TASK DESCRIPTION.
Return all lines below containing the word "state".

___ SOURCE INFORMATION

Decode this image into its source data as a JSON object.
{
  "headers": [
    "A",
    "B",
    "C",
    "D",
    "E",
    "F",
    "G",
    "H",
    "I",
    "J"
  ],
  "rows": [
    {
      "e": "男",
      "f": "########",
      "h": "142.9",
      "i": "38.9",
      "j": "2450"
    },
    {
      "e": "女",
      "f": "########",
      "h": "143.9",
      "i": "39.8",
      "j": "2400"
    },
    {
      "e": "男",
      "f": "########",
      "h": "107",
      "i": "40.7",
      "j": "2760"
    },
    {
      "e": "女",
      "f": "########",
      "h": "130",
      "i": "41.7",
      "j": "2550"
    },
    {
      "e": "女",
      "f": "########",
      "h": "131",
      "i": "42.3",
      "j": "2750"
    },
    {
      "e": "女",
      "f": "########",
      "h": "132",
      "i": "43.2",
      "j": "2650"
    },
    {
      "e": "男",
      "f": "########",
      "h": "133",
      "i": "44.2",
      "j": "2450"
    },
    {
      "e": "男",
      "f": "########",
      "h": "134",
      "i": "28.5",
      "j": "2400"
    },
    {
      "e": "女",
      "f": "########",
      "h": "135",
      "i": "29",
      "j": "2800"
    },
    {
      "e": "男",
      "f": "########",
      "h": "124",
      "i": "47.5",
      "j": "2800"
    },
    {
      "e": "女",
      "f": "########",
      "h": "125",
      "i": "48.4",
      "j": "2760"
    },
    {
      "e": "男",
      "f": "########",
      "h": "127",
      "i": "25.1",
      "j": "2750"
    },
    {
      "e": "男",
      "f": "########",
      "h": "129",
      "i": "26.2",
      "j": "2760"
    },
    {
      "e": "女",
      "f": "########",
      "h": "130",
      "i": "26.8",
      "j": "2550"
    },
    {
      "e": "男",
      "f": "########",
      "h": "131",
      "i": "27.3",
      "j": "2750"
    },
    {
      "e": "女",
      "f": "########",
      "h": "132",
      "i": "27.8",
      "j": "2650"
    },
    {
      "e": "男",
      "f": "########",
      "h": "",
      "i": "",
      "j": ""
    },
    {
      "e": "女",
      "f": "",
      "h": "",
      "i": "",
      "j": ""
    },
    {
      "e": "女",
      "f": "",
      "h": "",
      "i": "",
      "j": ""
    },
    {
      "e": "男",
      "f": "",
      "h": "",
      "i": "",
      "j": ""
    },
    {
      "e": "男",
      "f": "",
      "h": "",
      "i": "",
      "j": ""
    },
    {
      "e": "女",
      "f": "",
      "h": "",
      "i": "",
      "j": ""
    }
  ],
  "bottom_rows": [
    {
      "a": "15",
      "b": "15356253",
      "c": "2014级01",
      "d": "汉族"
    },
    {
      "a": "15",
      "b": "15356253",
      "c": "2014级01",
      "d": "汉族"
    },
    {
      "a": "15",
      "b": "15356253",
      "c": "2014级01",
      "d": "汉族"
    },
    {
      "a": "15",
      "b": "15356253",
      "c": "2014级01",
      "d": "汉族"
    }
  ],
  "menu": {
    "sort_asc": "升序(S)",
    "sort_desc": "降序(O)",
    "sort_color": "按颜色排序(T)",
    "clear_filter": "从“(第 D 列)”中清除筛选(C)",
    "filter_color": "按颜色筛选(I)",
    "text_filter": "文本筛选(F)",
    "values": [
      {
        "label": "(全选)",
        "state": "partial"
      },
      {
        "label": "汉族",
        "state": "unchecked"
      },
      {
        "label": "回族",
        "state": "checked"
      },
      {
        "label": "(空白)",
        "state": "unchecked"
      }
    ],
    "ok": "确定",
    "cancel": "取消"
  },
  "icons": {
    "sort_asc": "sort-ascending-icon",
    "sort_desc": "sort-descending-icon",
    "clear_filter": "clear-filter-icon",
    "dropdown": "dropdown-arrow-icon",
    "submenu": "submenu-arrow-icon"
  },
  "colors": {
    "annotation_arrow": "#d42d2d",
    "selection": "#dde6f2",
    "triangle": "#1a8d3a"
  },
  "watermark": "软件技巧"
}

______

OUTPUT FOR THIS TASK.
        "state": "partial"
        "state": "unchecked"
        "state": "checked"
        "state": "unchecked"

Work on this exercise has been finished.